    The surveillance and epidemiology of vaccine-preventable respiratory diseases, especially pneumococcal disease, is my passion. I want to determine how to efficiently and effectively protect populations from pneumococcal disease, both invasive (bacteremia, meningitis) and non-invasive (otitis media, non-bacteremic pneumonia). I'm interested in respiratory disease surveillance, serotype replacement, antibiotic resistance, vulnerable populations, vaccine schedules, vaccine advocacy, and overcoming vaccine hesitancy. You can find me on Twitter @StephPerniciaro.
  • Assistant Professor of Psychiatry; Division of Addiction Sciences, Yale Department of Psychiatry

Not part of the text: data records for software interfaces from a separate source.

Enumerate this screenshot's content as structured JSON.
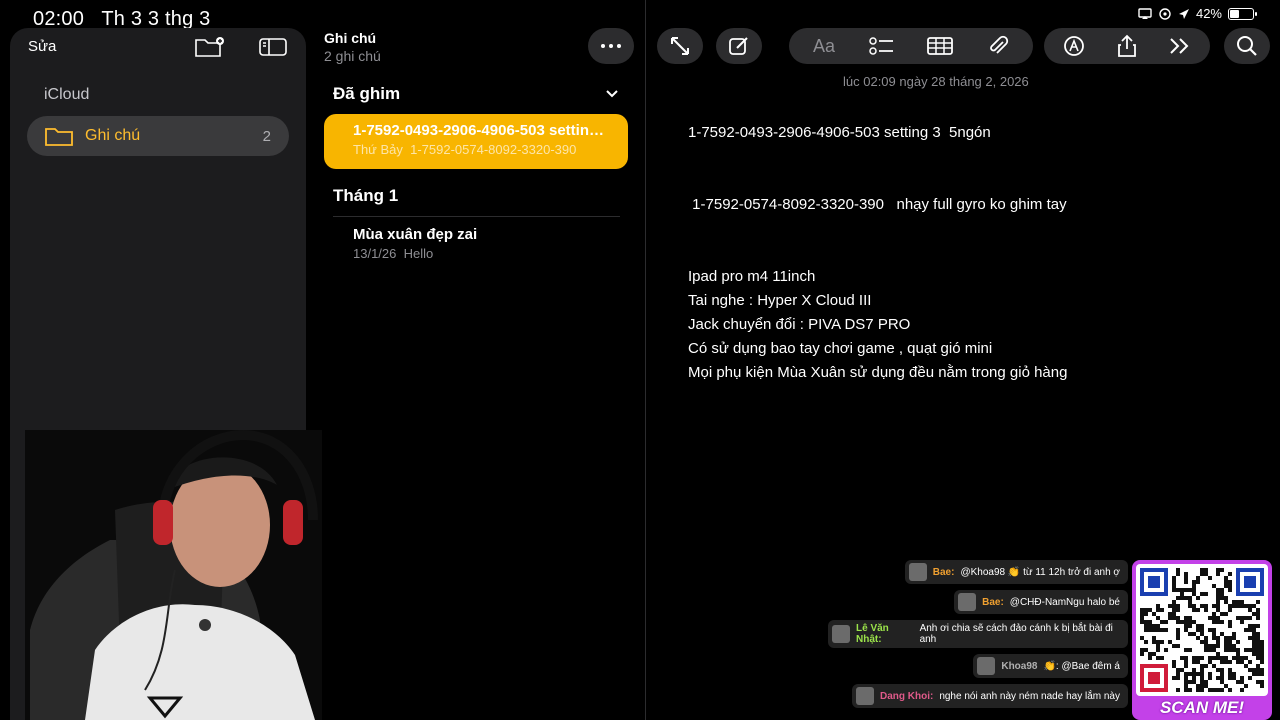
{
  "status_bar": {
    "time": "02:00",
    "date": "Th 3 3 thg 3",
    "battery": "42%",
    "battery_level": 0.42
  },
  "sidebar": {
    "edit_label": "Sửa",
    "section": "iCloud",
    "folder": {
      "name": "Ghi chú",
      "count": "2"
    }
  },
  "note_list": {
    "title": "Ghi chú",
    "subtitle": "2 ghi chú",
    "pinned_header": "Đã ghim",
    "pinned_note": {
      "title": "1-7592-0493-2906-4906-503 setting 3 5ngón",
      "date": "Thứ Bảy",
      "preview": "1-7592-0574-8092-3320-390"
    },
    "month_header": "Tháng 1",
    "note": {
      "title": "Mùa xuân đẹp zai",
      "date": "13/1/26",
      "preview": "Hello"
    }
  },
  "toolbar": {
    "format_label": "Aa"
  },
  "note": {
    "timestamp": "lúc 02:09 ngày 28 tháng 2, 2026",
    "lines": [
      "1-7592-0493-2906-4906-503 setting 3  5ngón",
      "",
      "",
      " 1-7592-0574-8092-3320-390   nhạy full gyro ko ghim tay",
      "",
      "",
      "Ipad pro m4 11inch",
      "Tai nghe : Hyper X Cloud III",
      "Jack chuyển đổi : PIVA DS7 PRO",
      "Có sử dụng bao tay chơi game , quạt gió mini",
      "Mọi phụ kiện Mùa Xuân sử dụng đều nằm trong giỏ hàng"
    ]
  },
  "chat": [
    {
      "name": "Bae:",
      "text": "@Khoa98 👏 từ 11 12h trở đi anh ợ",
      "color": "#f0a030"
    },
    {
      "name": "Bae:",
      "text": "@CHĐ-NamNgu halo bé",
      "color": "#f0a030"
    },
    {
      "name": "Lê Văn Nhật:",
      "text": "Anh ơi chia sẽ cách đảo cánh k bị bắt bài đi anh",
      "color": "#9be34a"
    },
    {
      "name": "Khoa98",
      "text": "👏: @Bae đêm á",
      "color": "#b0b0b0"
    },
    {
      "name": "Dang Khoi:",
      "text": "nghe nói anh này ném nade hay lắm này",
      "color": "#e05a8a"
    }
  ],
  "qr": {
    "label": "SCAN ME!"
  },
  "colors": {
    "accent": "#f8b500",
    "background": "#000000",
    "sidebar": "#1c1c1e"
  }
}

    Dr. Steele is an addiction neuroscientist committed to developing treatments for individuals who suffer from substance use disorders (SUDs). Currently, his lab targets dysregulated circuits in SUD with transcranial magnetic stimulation (TMS) to elicit neuroplastic change. The goal is to identify malleable circuits that, with chronic treatment, could lead to positive long-term outcomes treating SUDs. Acute and chronic neuroplasticity is assessed with both electroencephalography (EEG) and functional magnetic resonance imaging (fMRI).Dr. Steele earned a Ph. D. in psychology with an emphasis in cognitive and biological psychology from the University of Minnesota in 2011. He completed two post-doctoral fellowships at the Mind Research Network (2011-2015; Albuquerque, NM) and the National Institute of Drug Abuse (2015-2019 Baltimore, MD). As of January 2020, he joined the Department of Psychiatry of the School of Medicine at Yale University as an Assistant Professor. He is affiliated with Hartford Hospital and Hartford Healthcare with his primary lab located on the campus of the Institute of Living in the Olin Neuropsychiatry Research Center.
  • Associate Research Scientist in Epidemiology (Microbial Diseases); Affiliate Faculty, Yale Institute for Global Health

    Dr. Chantal Vogels is an Associate Research Scientist in the Department of Epidemiology of Microbial Diseases at the Yale School of Public Health. Her main research interest is in the ecology and evolution of arthropod-borne (arbo)viruses of public health importance.  Since the start of the COVID-19 pandemic, Dr. Vogels has applied her expertise to the development of SARS-CoV-2 diagnostic assays and genomic surveillance. Together with her colleagues, she developed SalivaDirect, a simplified and flexible platform to enhance SARS-CoV-2 testing capacity. Additionally, she helped to establish the Yale SARS-CoV-2 Genomic Surveillance Initiative through which over 19.000 samples have been sequenced. Currently, Dr. Vogels is developing amplicon-based sequencing approaches for other emerging viruses such as Powassan virus, dengue virus, and monkeypox virus by utilizing currently implemented sequencing workflows. With these tools, she is studying 1) the emergence and spread of the tick-borne Powassan virus, 2) the impact of dengue virus genetic diversity on control tools such as the virus-inhibiting Wolbachia bacterium, and 3) the identification and characterization of emerging West Nile virus variants.
  • Associate Research Scientist

    Dr. Zakiniaeiz’s work broadly focuses on investigating the neural and molecular circuitry underlying several types of addictions and at-risk populations, such as alcohol use disorder, tobacco smoking, prenatally cocaine-exposed adolescents, and gambling disorder, using two neuroimaging techniques – functional magnetic resonance imaging (fMRI) and positron emission tomography (PET). Her work also emphasizes the importance of sex as a biological variable in the study of addiction.